Marshall Medical Outreach marks fifth year of providing health care to homeless

Thursday, Feb. 25, 2016
Leah C. Payne, Director of Public Affairs, Schools of Medicine and Pharmacy, 304-691-1713

Marshall Medical Outreach marks fifth year of providing health care to homeless

HUNTINGTON, W.Va.—Five years ago, on a cold February morning, a small group of Marshall University Joan C. Edwards School of Medicine students headed to Harris Riverfront Park in Huntington to provide basic health care to a handful of homeless individuals.

Fast forward to 2016 and Marshall Medical Outreach (MMO) has expanded into a monthly, multidisciplinary outreach that has provided medical care to more than 1,500 patients.

Through the development of several partnerships, MMO now delivers primary care, immunizations, prescription services, eye screenings and even dermatology services at Trinity Episcopal Church in Huntington.  

Additionally, MMO schedules monthly activities that usually include secondary outreach efforts like coat, food and personal hygiene drives.

Charles “Chuck” Clements, M.D., a professor in the school’s department of family and community health and faculty advisor for MMO, said after 60 months of working with medical students on the project, he is still impressed with the dedication and spirit of those who participate in the monthly clinic.

“The MMO students have been there every month, in every type of weather, taking care of the most neglected in our community,” Clements said. “These future doctors, who have so little time to study, come out to support the MMO. And every month we remind them that, ‘You have many other things you could be doing, but you don’t have anything better you could be doing.’ ”

Joining the medical student volunteers are Marshall University School of Pharmacy students who are now part of the care team.

“I am very proud that students from the school of pharmacy have made significant contributions to the success of the MMO,” said Robert Stanton, Pharm.D., MBA, an assistant dean at the school. “They are caring individuals who give up time out of their busy lives to help those who need help.

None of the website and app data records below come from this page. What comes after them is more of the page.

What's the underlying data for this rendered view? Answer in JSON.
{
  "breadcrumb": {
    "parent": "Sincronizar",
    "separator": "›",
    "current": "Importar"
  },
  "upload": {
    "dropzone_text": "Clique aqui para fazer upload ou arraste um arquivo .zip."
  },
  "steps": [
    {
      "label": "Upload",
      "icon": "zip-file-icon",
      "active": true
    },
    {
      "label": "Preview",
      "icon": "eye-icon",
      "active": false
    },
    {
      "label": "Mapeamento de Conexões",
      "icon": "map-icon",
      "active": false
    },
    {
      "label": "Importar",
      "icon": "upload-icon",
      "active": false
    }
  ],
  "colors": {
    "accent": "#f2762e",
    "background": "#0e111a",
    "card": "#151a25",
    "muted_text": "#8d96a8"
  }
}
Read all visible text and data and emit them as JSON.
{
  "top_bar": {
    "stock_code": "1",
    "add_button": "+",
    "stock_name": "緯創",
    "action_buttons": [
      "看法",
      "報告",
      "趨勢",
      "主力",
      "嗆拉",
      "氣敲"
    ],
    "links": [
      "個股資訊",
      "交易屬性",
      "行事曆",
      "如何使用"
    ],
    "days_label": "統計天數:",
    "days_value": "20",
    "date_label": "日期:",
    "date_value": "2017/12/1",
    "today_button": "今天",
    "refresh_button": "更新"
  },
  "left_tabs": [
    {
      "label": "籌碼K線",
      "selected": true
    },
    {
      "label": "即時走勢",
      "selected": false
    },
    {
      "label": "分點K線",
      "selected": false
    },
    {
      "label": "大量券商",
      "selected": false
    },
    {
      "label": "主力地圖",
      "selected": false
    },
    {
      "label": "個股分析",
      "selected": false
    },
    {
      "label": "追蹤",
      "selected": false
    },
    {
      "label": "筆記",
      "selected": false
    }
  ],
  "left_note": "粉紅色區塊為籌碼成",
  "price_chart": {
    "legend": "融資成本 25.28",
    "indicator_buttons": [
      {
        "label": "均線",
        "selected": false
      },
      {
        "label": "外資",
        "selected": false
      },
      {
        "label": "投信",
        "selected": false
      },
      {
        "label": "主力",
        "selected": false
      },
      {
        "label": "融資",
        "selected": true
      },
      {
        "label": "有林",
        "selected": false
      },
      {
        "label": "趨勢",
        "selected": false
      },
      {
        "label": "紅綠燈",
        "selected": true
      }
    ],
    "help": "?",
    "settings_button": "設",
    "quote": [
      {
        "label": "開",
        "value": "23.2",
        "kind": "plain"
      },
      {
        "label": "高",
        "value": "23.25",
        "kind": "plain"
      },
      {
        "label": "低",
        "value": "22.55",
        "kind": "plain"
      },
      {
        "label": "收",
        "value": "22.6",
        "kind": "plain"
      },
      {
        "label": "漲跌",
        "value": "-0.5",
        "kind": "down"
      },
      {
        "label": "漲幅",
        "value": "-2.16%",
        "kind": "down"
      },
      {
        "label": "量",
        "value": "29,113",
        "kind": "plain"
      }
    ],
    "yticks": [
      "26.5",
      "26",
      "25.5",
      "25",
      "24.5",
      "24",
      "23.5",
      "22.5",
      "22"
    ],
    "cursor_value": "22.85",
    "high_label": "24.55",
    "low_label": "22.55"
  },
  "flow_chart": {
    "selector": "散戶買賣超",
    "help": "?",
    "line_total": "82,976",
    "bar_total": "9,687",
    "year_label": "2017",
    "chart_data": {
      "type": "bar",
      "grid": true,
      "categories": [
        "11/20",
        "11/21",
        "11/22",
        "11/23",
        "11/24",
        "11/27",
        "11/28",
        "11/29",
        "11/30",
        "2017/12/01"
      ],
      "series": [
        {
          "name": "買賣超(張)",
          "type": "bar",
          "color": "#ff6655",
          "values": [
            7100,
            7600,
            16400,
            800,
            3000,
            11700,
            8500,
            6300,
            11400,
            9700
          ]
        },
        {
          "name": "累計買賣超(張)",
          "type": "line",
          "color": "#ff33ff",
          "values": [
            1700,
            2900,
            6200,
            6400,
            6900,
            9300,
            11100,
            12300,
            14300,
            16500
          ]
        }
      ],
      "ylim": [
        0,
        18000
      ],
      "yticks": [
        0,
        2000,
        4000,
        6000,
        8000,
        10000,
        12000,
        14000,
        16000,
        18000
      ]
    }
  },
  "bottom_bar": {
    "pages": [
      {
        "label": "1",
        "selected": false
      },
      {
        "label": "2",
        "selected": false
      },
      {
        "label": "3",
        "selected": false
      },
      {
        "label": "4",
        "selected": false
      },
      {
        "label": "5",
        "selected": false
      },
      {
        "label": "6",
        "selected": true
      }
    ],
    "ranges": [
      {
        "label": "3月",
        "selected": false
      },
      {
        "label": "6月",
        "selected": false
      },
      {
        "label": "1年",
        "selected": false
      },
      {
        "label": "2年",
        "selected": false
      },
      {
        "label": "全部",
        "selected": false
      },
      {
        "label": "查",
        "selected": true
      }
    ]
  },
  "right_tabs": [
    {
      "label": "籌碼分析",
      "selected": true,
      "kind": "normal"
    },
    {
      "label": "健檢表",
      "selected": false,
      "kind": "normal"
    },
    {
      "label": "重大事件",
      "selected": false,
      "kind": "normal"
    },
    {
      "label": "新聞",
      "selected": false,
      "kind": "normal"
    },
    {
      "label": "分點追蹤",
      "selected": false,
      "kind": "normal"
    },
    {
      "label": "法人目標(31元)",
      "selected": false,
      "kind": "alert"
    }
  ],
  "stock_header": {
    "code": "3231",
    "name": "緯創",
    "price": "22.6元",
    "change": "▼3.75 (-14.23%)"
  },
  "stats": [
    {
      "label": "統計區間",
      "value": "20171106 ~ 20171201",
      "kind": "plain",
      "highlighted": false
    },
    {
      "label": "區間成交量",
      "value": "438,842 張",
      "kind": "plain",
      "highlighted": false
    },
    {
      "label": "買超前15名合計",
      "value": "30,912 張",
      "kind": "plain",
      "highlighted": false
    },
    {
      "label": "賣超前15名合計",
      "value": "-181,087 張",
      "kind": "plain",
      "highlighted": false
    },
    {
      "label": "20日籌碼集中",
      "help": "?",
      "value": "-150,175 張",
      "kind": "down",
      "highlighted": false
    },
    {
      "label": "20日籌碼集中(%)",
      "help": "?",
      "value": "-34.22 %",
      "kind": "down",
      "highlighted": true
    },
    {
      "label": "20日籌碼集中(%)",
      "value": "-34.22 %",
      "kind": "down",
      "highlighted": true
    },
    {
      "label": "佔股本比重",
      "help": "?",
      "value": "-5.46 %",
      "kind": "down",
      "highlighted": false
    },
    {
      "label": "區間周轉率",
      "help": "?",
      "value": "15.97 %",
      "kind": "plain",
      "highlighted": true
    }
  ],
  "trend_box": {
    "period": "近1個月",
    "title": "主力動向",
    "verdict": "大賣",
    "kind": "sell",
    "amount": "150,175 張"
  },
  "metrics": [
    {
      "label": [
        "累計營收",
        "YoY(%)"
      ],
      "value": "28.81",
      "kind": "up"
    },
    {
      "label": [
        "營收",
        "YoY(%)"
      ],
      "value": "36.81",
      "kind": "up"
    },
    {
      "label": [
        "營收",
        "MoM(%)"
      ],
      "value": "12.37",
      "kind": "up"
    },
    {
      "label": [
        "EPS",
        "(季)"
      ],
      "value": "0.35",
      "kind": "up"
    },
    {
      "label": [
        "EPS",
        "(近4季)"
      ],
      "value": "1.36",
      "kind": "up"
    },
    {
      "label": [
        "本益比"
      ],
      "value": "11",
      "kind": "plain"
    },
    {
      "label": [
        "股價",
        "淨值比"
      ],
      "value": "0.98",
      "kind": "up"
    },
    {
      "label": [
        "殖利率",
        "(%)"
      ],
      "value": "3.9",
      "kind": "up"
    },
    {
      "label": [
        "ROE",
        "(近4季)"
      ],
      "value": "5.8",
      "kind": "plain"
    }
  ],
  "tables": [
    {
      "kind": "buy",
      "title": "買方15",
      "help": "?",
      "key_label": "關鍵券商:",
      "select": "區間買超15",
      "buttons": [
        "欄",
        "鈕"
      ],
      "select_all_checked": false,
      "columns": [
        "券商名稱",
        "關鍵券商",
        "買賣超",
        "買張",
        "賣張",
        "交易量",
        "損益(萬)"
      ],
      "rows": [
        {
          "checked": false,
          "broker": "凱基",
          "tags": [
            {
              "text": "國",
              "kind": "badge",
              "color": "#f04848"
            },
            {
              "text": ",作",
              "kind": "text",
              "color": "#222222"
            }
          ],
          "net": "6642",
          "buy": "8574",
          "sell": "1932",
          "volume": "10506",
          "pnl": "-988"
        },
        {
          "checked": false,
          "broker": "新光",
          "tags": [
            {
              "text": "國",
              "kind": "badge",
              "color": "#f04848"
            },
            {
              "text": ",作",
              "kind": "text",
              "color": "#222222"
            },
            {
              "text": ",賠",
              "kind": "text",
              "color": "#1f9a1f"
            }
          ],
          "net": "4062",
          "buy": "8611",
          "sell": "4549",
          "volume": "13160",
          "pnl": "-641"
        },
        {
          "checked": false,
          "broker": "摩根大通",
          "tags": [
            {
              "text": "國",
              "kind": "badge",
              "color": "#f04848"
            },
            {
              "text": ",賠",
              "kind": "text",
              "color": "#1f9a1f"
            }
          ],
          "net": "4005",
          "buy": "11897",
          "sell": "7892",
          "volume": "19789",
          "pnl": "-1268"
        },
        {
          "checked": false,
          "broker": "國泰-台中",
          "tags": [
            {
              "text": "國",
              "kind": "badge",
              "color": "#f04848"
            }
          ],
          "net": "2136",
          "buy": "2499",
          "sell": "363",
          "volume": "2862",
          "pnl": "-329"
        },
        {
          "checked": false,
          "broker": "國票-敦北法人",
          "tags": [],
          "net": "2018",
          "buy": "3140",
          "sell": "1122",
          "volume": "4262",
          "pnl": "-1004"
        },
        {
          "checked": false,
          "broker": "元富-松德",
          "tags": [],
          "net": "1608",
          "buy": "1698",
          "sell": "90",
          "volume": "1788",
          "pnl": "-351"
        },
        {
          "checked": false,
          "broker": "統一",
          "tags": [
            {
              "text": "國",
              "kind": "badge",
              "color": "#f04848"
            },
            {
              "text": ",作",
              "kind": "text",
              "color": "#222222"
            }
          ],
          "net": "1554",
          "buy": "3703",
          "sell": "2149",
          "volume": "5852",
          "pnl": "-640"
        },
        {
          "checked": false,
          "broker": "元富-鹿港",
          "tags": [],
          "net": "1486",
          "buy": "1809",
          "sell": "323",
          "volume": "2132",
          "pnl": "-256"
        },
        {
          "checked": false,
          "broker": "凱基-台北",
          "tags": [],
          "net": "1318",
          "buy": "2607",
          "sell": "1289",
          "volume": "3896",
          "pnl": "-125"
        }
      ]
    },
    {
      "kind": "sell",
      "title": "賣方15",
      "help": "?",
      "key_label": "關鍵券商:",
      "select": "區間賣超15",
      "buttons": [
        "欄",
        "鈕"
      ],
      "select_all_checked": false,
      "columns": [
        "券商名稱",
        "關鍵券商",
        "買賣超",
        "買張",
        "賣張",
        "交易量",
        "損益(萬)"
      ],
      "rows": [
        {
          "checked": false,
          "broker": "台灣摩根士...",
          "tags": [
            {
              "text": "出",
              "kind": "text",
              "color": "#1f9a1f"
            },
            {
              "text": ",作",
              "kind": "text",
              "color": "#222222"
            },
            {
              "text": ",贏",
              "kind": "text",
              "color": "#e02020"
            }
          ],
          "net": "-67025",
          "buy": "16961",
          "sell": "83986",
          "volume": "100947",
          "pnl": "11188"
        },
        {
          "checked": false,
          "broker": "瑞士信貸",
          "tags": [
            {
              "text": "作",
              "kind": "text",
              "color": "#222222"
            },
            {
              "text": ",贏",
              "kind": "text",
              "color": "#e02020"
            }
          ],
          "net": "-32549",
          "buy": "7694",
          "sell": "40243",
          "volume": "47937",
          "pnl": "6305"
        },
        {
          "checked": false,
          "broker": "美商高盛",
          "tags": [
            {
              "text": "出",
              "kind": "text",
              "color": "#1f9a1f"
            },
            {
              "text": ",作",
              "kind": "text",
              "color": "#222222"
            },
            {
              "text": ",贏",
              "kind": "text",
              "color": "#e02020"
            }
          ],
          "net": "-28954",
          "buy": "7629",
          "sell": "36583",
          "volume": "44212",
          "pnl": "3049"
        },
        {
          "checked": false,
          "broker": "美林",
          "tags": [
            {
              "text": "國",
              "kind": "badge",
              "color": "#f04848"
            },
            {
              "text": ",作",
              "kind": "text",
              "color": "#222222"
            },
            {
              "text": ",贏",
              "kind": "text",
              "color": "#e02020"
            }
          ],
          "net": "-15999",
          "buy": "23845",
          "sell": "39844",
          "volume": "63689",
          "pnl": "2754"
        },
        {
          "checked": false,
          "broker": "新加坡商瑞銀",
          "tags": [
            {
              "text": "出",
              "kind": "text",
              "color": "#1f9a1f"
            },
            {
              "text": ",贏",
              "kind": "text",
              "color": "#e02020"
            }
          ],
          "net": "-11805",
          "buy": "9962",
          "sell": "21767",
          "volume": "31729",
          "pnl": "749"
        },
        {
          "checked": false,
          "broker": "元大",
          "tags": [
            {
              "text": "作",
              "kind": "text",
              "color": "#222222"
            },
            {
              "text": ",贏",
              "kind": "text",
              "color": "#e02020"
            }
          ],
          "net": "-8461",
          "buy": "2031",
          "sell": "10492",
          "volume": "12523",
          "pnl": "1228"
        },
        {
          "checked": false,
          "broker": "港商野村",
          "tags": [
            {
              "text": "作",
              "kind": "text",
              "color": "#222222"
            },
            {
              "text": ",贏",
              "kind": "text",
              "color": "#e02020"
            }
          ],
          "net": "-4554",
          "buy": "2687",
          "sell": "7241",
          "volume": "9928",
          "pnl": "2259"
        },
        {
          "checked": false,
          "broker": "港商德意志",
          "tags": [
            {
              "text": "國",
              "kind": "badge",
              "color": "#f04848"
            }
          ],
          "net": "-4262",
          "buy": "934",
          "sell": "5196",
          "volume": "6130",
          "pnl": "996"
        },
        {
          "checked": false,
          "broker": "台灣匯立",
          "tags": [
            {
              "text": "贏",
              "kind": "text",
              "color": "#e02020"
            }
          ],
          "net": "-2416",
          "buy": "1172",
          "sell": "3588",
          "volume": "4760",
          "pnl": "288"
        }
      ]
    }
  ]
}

The community is stronger thanks to these individuals.”

Josh C. Ferrell, M.D., a 2012 graduate from the School of Medicine, was one of the inaugural organizers along with fellow medical students Artina J. Lane, M.D., and Jennifer E. Rinehart Kendall, M.D. 

He credits Clements, school of medicine staff member Missy Browning, the school of medicine administration and members of the Christian Motorcyclists of America for their devotion to the project.

“They had faith that if we continued to provide services and invest ourselves into the lives of these people who had been living estranged and crippled by drugs, poverty and homelessness, we would see lives change,” Ferrell said. “It is amazing to witness the growth of the medical outreach and to see how the dream of a handful of dedicated volunteers could inspire students, churches and local citizens to invest in the lives of others to witness change in the health of a community.”

Marshall Medical Outreach has received several community service awards, including recognition by Gov. Earl Ray Tomblin as part of Governor’s Day to Serve and the 2013 Cabell-Huntington Coalition for the Homeless’ “Heart for the Homeless Award.”  

Monthly health care events generally occur every fourth Saturday beginning at 9 a.m. at Trinity Episcopal Church in Huntington.


Date Posted: Thursday, February 25, 2016